During his speech, the President noted that millions of Americans and their families live everyday with mental illness and that untreated mental illness is a great national problem. He also noted that the stigma associated with mental illness often discourages consumers from seeking care, despite the existence of new drugs and therapies that have vastly improved the chances for effective treatment and recovery. Untreated mental illness the President declared can too often lead to homelessness, drug and alcohol addiction or incarceration.
In declaring his support for parity, President Bush noted that even though advances have been made in the science of mental illness treatment, many health plans unfairly treat coverage for mental health benefits by imposing copayments, deductibles or limits on outpatient visits that are more restrictive than those placed on physical illness. The President has a history of supporting parity legislation. In 1997 as Governor of Texas, he signed legislation into law that required plans to provide fair treatment to patients with severe mental illnesses.
The President also pledged to work with Senator Domenici and other leaders in the House and Senate to reach an agreement on parity legislation that can pass Congress and be signed into law this year. The legislation must prevent plans from applying less generous treatment or financial limitations on mental health benefits than are imposed on medical or surgical benefits.
As NAMI members know first-hand, numerous federal, state and local government entities oversee mental health services through a diverse network of public and private providers and a complex and often underfunded public system. In the President's view, more efficient organization and coordination could assist these providers in ensuring effective treatment is received by those most in need.
To address this issue, President Bush is establishing the New Freedom Commission on Mental Health. The Commission will be composed of fifteen members, appointed by the President, and seven ex-officio members from executive branch agencies. Ohio Mental health Commissioner Michael Hogan was selected to Chair the Commission. It is expected that the remaining 14 members of the Commission will be named within the next two weeks.
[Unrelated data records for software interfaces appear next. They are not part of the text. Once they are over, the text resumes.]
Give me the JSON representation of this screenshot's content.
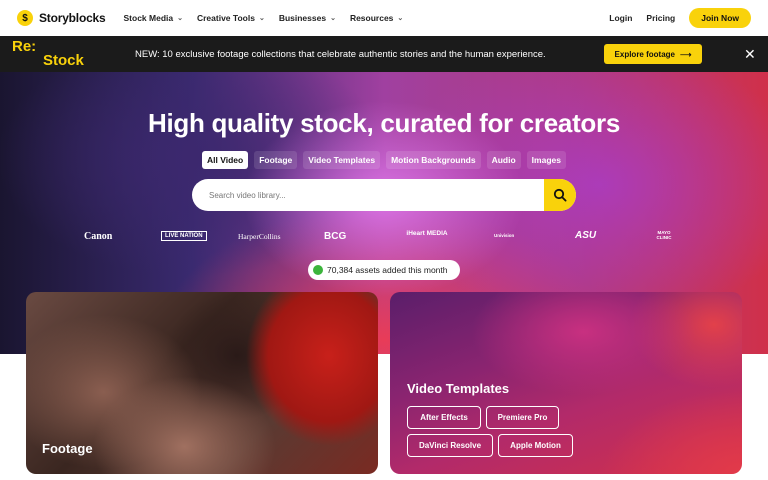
{
  "nav": {
    "logo_mark": "$",
    "logo_text": "Storyblocks",
    "menu": [
      {
        "label": "Stock Media"
      },
      {
        "label": "Creative Tools"
      },
      {
        "label": "Businesses"
      },
      {
        "label": "Resources"
      }
    ],
    "login": "Login",
    "pricing": "Pricing",
    "join": "Join Now"
  },
  "banner": {
    "restock_line1": "Re:",
    "restock_line2": "Stock",
    "text": "NEW: 10 exclusive footage collections that celebrate authentic stories and the human experience.",
    "cta": "Explore footage",
    "cta_arrow": "⟶",
    "close": "✕"
  },
  "hero": {
    "title": "High quality stock, curated for creators",
    "filters": [
      "All Video",
      "Footage",
      "Video Templates",
      "Motion Backgrounds",
      "Audio",
      "Images"
    ],
    "active_filter": "All Video",
    "search_placeholder": "Search video library...",
    "brands": [
      "Canon",
      "LIVE NATION",
      "HarperCollins",
      "BCG",
      "iHeart MEDIA",
      "Univision",
      "ASU",
      "MAYO CLINIC"
    ],
    "assets_text": "70,384 assets added this month"
  },
  "cards": {
    "footage_title": "Footage",
    "templates_title": "Video Templates",
    "template_buttons": [
      "After Effects",
      "Premiere Pro",
      "DaVinci Resolve",
      "Apple Motion"
    ]
  },
  "colors": {
    "accent": "#f9d20b",
    "banner_bg": "#1b1b1b",
    "status_dot": "#3cb43c"
  }
}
The Executive Order signed by the President charges this Commission with the following tasks: identify the needs of consumers, the barriers to care, and investigate community-based care models that have success in coordinating and providing public mental health services. The Commission will have one year to recommend immediate improvements that can be implemented by all aspects of the public and private mental health system to improve coordination and quality of services with existing resources.More information on these important presidential announcements is available through the White House Website at www.whitehouse.gov. Read the full text of the President's speech.